Our results indicate a critical intermediary role of amotivation in linking neurocognitive impairment to functioning in FEP. General self-efficacy may represent a promising treatment target for improvement of motivational deficits and functional outcome in the early illness stage.
A magnesium–lithium (Mg–Li) hybrid battery consists of an Mg metal anode, a Li+ intercalation cathode, and a dual-salt electrolyte with both Mg2+ and Li+ ions. The demonstration of this technology has appeared in literature for few years and great advances have been achieved in terms of electrolytes, various Li cathodes, and cell architectures.
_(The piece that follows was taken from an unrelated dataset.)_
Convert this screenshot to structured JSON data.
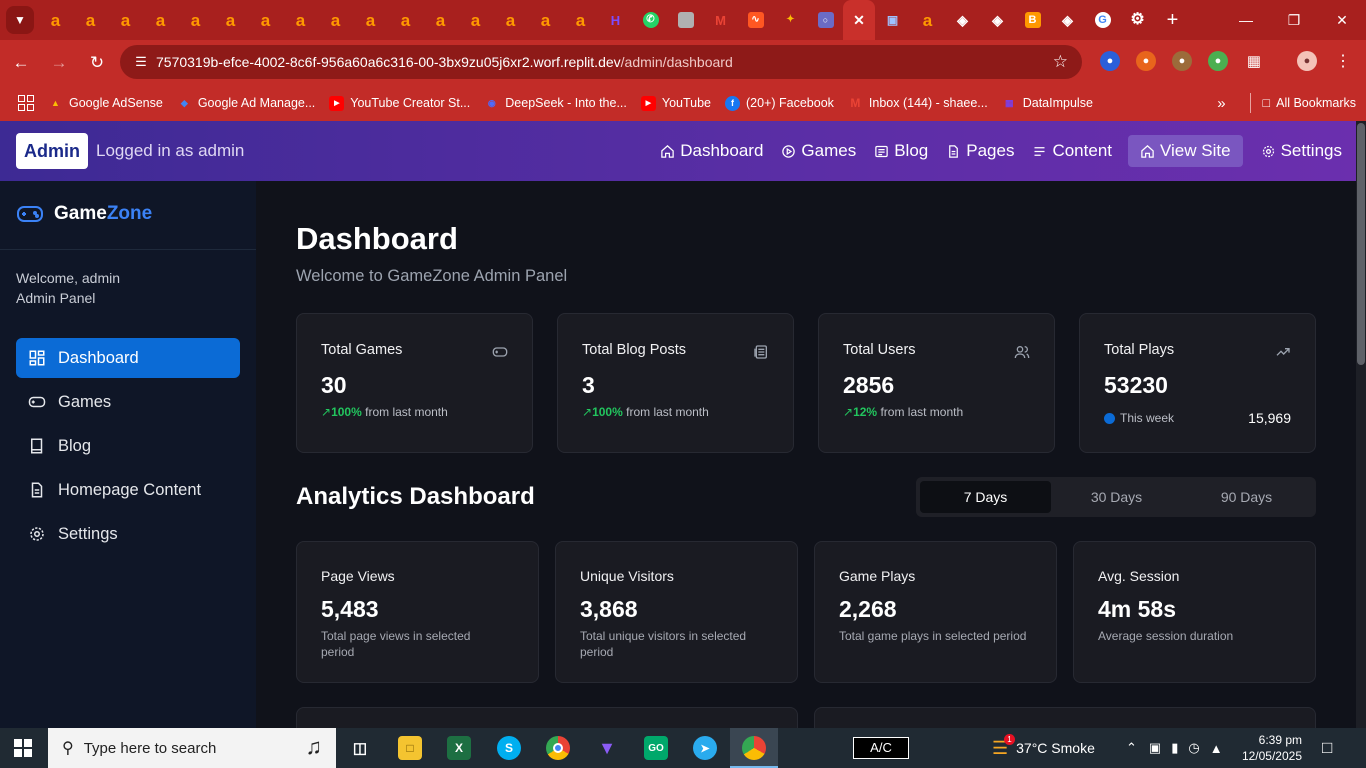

Despite excellent battery performances including long cycle life, fast charge/discharge rate, and high Coulombic efficiency, the overall research of Mg–Li hybrid battery technology is still in its early stage, and also raised some debates on its practical applications. In this regard, we focus on a comprehensive overview of Mg–Li hybrid battery technologies developed in recent years. Detailed discussion of Mg–Li hybrid operating mechanism based on experimental results from literature helps to identify the current status and technical challenges for further improving the performance of Mg–Li hybrid batteries. Finally, a perspective for Mg–Li hybrid battery technologies is presented to address strategic approaches for existing technical barriers that need to be overcome in future research direction.